How do you go about representing character in the score? Do your melodies start with the characters? Do you ascribe different instruments to each character? Or is really more about going with an overarching emotional theme?

It’s more of an overall emotional theme. The material isn’t really assigned… like this instrument isn’t assigned to this character specifically. But there are themes, like Jacob’s connection to the land, his spiritual connection, and there’s a theme we hear with the little boy and his grandmother, but a lot of it doesn’t squarely land to hit each theme on the nose. There’s a looseness to it. It’s all cut from the same cloth so it can flow as one piece.

Are there special instruments you use here you haven’t used before?

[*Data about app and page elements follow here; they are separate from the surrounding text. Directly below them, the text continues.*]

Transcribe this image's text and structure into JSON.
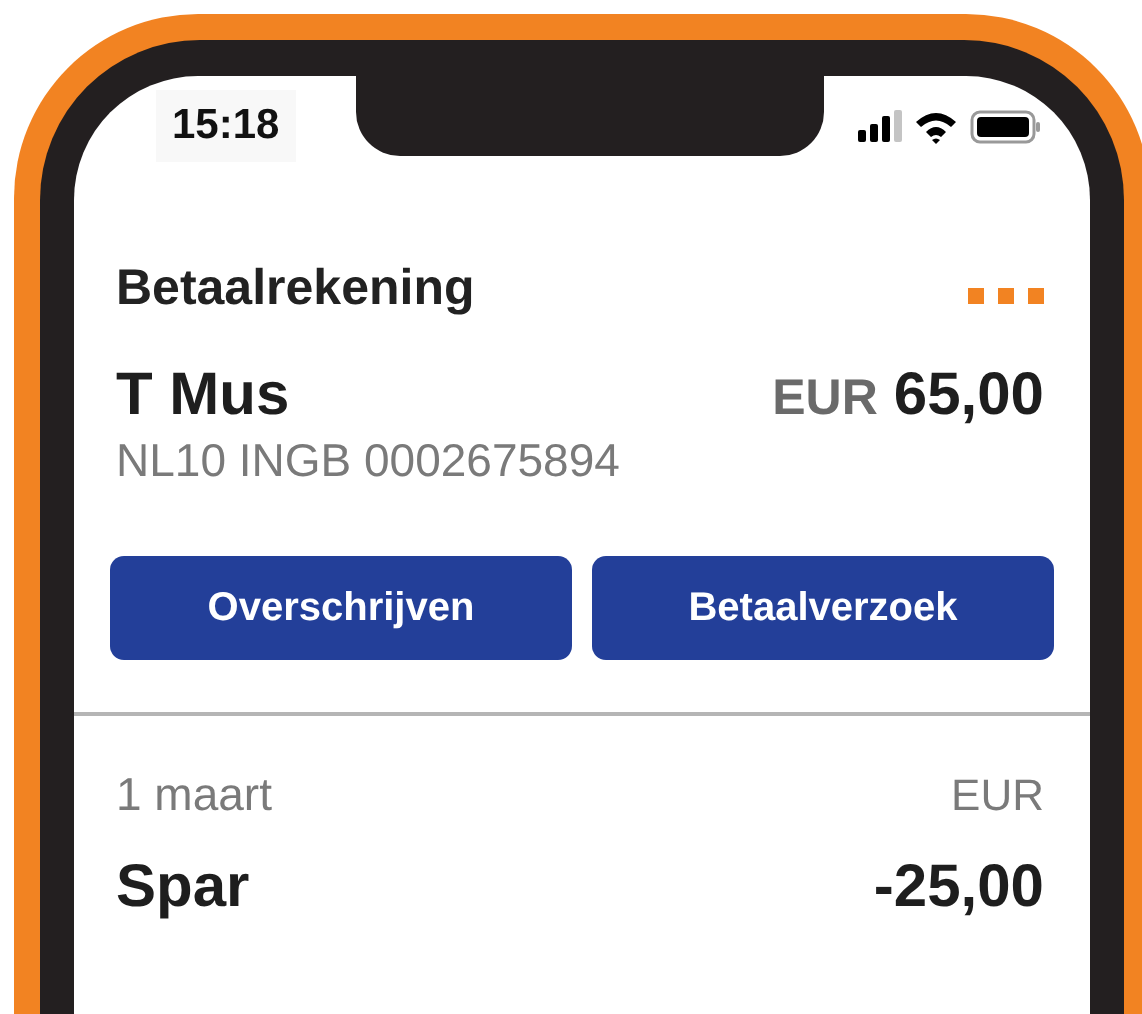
{
  "status_bar": {
    "time": "15:18"
  },
  "account": {
    "title": "Betaalrekening",
    "holder": "T Mus",
    "currency": "EUR",
    "balance": "65,00",
    "iban": "NL10 INGB 0002675894"
  },
  "actions": [
    {
      "label": "Overschrijven"
    },
    {
      "label": "Betaalverzoek"
    }
  ],
  "transactions": [
    {
      "date": "1 maart",
      "currency": "EUR",
      "description": "Spar",
      "amount": "-25,00"
    }
  ]
}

The main thing I did differently is I sing on it. I use my voice as an instrument. Whereas, in other films, with Mike Marshall singing the songs, but I used Ralph Cato’s voice as part of the score orchestrally. With KAJILLIONAIRE, I used another amazing vocalist Theodora Russeau. For this, I used my voice in the early stages when I was sketching out ideas and they became part of it. So that was new for me to sing on my own score. Also, I used a few different LFO synthesizers from the 80’s that felt kind of Theremin-esque that were tucked in, blended into the compositions as a light tonal nod to the period since it takes place in the 80’s. But it mainly serves as an unidentifiable sound that can blend with the woodwinds and create a slightly different flavor to the score.

I’m using the same instruments I’ve used before with different melodies and chord progressions and themes. We had 40 strings we recorded in Macedonia and brass and woodwinds and piano.

I thought I had heard the Theremin, but I wasn’t sure.

Yeah, that’s cool. Like you don’t want it to announce itself, especially in this particular film. You don’t want it to announce itself in an overt way.

What was the most challenging arrangement to come up with? How’d you motor through?

There was a challenging piece. A lot of it came together naturally. But the one that comes to mind, there’s a piece, the working title was called, “Water.” It was a tricky one to crack. It’s a long orchestral cue that had to highlight a fundamental change in a character’s priorities, but not be too ominous, or take away the humanity of the character, or tell the audience what to feel. It’s an emotionally complex moment in the film. There’s a beauty in it too. The character is following their dream, but the stakes are high and there’s a balance we had to strike.

What did you learn about yourself making this and being a part of this?

That’s a tough one. I think I learned to trust my instincts musically, in a way, when I had more of an opportunity to write music without any direction (as far as the film hadn’t been shot yet). I had strong direction from Isaac, but not stylistically specific. It was more he was very trusting – a very brilliant collaborator – but he has a different style than I was used to since I hadn’t been involved in this process so early before. It was a little bit scary at first.

MINARI expands in select cities on February 12. It will be available via PVOD on February 26.

About author

Courtney Howard

Courtney Howard is a LAFCA, CCA, OFCS and AWFJ member, as well as a Rotten Tomatometer-approved film critic. Her work has been published on Variety, She Knows and Awards Circuit.